The Salt River Project (SRP), an electricity and water cooperative in Arizona, launched new incentives for energy storage on May 1. The program can be signed up for here.
The utility is offering up to $1,800, in increments of $150 per DC-kWh, for an energy storage project installed at a home within the utility load zone. Customers will be required to pay a monthly service charge of $32.44 as part of the ‘Customer Generation Price Plan’ that is specifically designed for those using solar power.
As of the launching of the incentive on May 1, there were 4,500 spaces available for the program. Currently, on the above sign up page, there are only 3,401 spaces left in the program, meaning that roughly a quarter of the reservations have already been taken.
The lawsuits that led to this incentive started when SRP implemented a rate structure that imposed discriminatory charges its customers who own pv systems, as one of the few times that a utility has imposed a demand charge on residential customers in the United States. In 2015 a judge ruled that the utility had in fact acted illegally as a monopoly in imposing this targeted rate structure.

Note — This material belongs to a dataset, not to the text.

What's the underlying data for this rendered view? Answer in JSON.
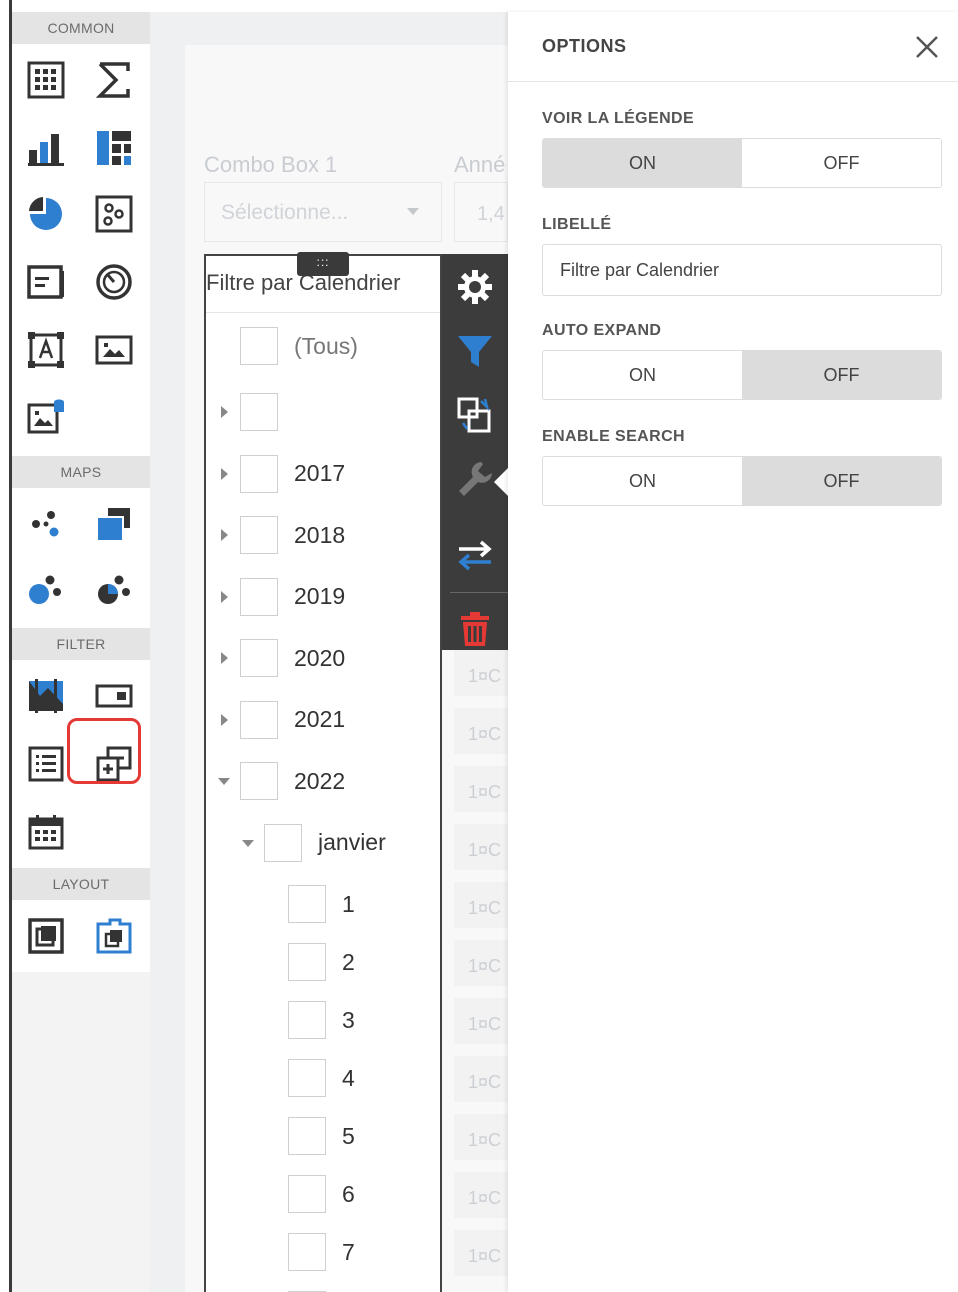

In early March, with a Supreme Court case pending, the board of the electricity utility voted to approve the details of a settlement that included not only this energy storage incentive, but also the purchase of a massive 25 MW battery from Tesla.
At current rates, this incentive will be gone by the end of the month. And with recent studies suggesting 74% of residential solar power buyers are also interested in energy storage, this appears to be part of a national trend.
This content is protected by copyright and may not be reused. If you want to cooperate with us and would like to reuse some of our content, please contact: email@example.com.
Storage has always been the Holy Rail of Energy of any type. For 100 years SRP and all other utilities have dumped extra power at night when demand is low. They have running reserves in case a power plant goes off line. Most of their power is very inefficient. They can’t even ramp up and down the 8% they get from hydro.
By submitting this form you agree to pv magazine using your data for the purposes of publishing your comment.
Your personal data will only be disclosed or otherwise transmitted to third parties for the purposes of spam filtering or if this is necessary for technical maintenance of the website. Any other transfer to third parties will not take place unless this is justified on the basis of applicable data protection regulations or if pv magazine is legally obliged to do so.
You may revoke this consent at any time with effect for the future, in which case your personal data will be deleted immediately. Otherwise, your data will be deleted if pv magazine has processed your request or the purpose of data storage is fulfilled.
Further information on data privacy can be found in our Data Protection Policy.